Department of Biological Sciences
Background: Limited data exist on the contribution of dietary sources of arsenic to an individual's total exposure, particularly in populations with exposure via drinking water. Here, the association between diet and toenail arsenic concentrations (a long-term biomarker of exposure) was evaluated for individuals with measured household tap water arsenic. Foods known to be high in arsenic, including rice and seafood, were of particular interest.
Methods: Associations between toenail arsenic and consumption of 120 individual diet items were quantified using general linear models that also accounted for household tap water arsenic and potentially confounding factors (e.g., age, caloric intake, sex, smoking) (n = 852). As part of the analysis, we assessed whether associations between log-transformed toenail arsenic and each diet item differed between subjects with household drinking water arsenic concentrations <1 μg/L versus ≥1 μg/L.
Cottingham KL, Karimi R, Gruber JF, Zens MS, Sayarath V, Folt CL, Punshon T, Morris JS, Karagas MR. Diet and toenail arsenic concentrations in a New Hampshire population with arsenic-containing water. Nutr J. 2013 Nov 16;12:149. doi: 10.1186/1475-2891-12-149. PMID: 24237880; PMCID: PMC3907042.
Dartmouth Digital Commons Citation

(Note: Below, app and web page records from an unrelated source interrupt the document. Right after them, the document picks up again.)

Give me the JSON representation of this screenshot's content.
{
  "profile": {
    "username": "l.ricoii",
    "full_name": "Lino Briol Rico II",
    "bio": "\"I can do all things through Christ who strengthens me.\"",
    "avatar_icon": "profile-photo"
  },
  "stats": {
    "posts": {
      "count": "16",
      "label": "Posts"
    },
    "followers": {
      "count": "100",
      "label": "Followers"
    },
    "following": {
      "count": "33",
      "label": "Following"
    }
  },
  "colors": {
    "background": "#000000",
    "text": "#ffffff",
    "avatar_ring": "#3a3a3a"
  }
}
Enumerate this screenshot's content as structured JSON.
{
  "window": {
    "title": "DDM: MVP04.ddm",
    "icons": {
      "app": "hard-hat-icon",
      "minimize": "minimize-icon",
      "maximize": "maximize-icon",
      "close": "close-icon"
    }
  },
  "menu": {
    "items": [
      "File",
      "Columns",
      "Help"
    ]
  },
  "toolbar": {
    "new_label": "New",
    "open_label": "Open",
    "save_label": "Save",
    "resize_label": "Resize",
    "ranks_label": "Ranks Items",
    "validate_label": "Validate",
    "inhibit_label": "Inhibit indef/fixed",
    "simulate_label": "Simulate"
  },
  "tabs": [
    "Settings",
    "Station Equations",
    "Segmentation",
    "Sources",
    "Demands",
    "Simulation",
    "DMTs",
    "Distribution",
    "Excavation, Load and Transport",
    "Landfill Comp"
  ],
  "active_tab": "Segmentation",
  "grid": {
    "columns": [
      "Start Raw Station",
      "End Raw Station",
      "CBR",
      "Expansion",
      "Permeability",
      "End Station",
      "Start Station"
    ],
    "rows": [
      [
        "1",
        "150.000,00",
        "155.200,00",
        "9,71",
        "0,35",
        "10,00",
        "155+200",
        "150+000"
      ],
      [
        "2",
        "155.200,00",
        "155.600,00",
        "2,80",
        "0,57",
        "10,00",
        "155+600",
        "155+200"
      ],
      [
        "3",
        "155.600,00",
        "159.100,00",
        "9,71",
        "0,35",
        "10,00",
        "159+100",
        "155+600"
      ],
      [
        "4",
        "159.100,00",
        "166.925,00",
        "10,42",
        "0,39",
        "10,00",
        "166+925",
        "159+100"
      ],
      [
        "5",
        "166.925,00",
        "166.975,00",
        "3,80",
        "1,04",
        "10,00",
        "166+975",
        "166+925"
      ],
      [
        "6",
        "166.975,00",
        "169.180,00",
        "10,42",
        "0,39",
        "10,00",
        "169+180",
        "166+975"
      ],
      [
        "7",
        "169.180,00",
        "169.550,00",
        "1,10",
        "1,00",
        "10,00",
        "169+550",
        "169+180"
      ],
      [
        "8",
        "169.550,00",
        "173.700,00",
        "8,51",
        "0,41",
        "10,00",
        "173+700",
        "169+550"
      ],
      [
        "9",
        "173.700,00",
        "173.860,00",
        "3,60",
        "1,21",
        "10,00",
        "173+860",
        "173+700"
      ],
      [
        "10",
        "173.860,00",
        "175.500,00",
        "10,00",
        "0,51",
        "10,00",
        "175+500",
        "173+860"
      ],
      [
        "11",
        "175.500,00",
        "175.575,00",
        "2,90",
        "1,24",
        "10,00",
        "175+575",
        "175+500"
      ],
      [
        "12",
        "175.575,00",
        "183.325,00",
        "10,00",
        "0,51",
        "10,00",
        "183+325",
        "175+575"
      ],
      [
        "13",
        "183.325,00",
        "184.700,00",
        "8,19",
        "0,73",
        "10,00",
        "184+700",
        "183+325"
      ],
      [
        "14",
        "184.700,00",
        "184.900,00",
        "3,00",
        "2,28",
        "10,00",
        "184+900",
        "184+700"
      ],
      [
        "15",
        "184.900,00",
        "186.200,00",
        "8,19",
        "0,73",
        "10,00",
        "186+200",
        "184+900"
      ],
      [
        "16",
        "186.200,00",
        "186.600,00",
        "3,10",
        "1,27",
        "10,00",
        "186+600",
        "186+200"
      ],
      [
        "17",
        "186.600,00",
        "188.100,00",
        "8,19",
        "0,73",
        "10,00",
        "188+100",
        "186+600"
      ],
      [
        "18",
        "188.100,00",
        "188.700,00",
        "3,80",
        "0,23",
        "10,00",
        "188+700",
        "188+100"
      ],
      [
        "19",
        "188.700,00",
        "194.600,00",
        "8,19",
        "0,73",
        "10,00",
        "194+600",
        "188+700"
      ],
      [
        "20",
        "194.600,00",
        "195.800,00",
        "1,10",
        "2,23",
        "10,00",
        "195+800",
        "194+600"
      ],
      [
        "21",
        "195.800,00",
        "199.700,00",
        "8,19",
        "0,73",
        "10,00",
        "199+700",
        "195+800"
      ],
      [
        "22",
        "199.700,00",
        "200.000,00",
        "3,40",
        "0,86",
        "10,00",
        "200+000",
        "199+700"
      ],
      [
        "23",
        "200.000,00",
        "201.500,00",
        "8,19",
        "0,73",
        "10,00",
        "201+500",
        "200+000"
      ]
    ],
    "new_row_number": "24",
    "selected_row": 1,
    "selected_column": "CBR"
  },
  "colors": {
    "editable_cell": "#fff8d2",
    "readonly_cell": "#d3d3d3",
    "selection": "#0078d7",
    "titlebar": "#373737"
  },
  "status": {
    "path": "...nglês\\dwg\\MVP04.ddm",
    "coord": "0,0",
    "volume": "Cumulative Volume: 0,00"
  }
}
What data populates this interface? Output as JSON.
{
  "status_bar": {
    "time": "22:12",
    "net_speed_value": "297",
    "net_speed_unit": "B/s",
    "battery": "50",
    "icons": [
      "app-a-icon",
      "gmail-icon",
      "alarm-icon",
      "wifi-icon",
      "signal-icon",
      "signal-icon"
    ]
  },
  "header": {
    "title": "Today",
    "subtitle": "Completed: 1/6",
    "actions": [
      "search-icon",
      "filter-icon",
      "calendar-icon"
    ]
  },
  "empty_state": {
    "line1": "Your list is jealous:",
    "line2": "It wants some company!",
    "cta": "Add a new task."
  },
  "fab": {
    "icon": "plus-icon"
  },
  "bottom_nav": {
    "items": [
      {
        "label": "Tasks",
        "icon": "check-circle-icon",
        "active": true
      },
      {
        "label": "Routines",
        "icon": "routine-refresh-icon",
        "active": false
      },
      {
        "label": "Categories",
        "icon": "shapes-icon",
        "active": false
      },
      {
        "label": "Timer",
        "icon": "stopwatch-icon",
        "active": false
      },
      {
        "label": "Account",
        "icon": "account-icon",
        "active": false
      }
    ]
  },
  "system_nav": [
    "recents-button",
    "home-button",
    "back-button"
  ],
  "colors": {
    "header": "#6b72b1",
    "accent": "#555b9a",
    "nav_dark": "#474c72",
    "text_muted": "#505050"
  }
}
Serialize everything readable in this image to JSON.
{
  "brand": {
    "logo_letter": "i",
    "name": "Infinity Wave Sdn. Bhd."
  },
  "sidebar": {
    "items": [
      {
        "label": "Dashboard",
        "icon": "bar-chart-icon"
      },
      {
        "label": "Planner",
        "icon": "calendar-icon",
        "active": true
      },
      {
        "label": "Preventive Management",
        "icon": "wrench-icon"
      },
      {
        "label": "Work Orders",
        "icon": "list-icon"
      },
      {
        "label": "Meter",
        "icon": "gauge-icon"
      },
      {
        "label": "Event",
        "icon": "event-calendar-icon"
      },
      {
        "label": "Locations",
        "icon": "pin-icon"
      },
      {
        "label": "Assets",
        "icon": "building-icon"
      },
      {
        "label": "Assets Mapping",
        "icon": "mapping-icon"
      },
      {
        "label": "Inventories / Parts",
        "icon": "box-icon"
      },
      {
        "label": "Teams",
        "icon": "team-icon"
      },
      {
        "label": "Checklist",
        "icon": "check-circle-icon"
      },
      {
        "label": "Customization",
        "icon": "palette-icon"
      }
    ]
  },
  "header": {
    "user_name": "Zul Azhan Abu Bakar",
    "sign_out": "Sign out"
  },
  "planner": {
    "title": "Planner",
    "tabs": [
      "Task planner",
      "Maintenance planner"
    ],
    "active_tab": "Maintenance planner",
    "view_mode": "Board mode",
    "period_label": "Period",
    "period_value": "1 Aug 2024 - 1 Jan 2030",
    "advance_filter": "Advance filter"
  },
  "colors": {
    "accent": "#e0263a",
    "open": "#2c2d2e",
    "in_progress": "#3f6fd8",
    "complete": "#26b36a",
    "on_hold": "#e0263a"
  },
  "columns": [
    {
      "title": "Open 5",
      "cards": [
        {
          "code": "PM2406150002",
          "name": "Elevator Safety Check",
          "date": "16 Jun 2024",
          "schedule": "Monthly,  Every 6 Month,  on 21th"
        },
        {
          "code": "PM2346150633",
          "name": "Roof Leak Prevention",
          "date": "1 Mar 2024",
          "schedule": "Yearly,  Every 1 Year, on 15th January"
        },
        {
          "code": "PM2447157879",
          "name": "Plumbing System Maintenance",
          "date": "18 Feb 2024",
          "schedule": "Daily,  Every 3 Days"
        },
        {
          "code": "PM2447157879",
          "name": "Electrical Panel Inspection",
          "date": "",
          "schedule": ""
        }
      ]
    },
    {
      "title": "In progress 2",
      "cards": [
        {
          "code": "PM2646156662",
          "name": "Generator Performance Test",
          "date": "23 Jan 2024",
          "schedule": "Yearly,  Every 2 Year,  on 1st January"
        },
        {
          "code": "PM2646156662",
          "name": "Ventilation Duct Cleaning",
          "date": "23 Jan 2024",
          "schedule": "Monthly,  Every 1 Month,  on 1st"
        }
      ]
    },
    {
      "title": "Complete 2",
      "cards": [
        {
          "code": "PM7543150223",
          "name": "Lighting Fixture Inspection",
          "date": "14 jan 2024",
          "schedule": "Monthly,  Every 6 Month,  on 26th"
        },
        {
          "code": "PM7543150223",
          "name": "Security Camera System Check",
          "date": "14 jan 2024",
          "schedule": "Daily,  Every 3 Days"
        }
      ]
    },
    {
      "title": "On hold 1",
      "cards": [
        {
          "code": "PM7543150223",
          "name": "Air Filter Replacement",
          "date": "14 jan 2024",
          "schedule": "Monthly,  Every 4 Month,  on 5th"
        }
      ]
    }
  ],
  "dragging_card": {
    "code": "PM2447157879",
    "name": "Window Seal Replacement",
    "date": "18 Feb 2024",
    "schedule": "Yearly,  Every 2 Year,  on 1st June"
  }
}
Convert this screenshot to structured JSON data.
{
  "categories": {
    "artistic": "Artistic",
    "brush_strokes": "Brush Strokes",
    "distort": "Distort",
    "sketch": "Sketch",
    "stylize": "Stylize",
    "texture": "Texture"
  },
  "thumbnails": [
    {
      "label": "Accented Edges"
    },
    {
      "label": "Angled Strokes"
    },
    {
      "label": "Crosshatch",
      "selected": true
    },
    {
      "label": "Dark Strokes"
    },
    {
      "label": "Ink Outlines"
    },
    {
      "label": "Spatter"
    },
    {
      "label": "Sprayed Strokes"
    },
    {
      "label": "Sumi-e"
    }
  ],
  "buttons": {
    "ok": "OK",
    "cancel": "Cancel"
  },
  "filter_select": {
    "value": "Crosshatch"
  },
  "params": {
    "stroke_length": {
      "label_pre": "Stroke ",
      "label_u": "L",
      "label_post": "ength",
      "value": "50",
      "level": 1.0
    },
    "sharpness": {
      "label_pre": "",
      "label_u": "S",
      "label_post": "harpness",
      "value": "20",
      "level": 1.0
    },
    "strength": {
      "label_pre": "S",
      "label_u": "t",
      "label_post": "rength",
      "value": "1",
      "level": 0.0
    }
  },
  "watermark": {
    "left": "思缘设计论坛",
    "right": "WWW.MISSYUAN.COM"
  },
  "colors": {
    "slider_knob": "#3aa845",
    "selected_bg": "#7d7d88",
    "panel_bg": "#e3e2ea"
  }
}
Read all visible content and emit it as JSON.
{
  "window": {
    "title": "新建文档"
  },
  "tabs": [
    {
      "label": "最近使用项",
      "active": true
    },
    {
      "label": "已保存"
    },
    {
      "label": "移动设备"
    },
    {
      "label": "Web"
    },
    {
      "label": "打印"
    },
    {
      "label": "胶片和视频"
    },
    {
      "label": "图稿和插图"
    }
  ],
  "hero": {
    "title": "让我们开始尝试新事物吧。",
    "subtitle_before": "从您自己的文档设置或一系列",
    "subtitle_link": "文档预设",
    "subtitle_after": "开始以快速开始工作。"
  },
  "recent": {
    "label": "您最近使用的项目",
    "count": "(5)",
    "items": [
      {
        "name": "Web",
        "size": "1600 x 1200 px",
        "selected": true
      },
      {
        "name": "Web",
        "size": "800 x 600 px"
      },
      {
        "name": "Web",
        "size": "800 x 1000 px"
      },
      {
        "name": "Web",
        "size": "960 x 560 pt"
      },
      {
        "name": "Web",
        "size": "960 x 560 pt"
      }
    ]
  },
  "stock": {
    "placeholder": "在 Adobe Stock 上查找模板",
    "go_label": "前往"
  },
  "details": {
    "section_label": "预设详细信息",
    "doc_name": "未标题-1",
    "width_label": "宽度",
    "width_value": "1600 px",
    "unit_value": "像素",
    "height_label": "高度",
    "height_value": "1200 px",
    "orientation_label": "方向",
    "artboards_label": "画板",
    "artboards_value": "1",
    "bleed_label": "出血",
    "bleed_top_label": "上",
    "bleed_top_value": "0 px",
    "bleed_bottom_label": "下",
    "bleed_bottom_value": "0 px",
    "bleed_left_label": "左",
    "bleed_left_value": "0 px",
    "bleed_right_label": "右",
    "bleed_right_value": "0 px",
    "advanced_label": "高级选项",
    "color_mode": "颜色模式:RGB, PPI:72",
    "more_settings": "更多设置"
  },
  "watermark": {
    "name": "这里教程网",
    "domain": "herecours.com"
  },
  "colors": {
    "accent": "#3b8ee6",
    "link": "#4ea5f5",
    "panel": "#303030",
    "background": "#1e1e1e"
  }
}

Cottingham, Kathryn L.; Karimi, Roxanne; Gruber, Joann F.; Zens, M Scot; Sayarath, Vicki; Folt, Carol L.; Punshon, Tracy; Morris, J. Steven; and Karagas, Margaret R., "Diet and Toenail Arsenic Concentrations in a New Hampshire Population with Arsenic-Containing Water" (2013). Dartmouth Scholarship. 1600.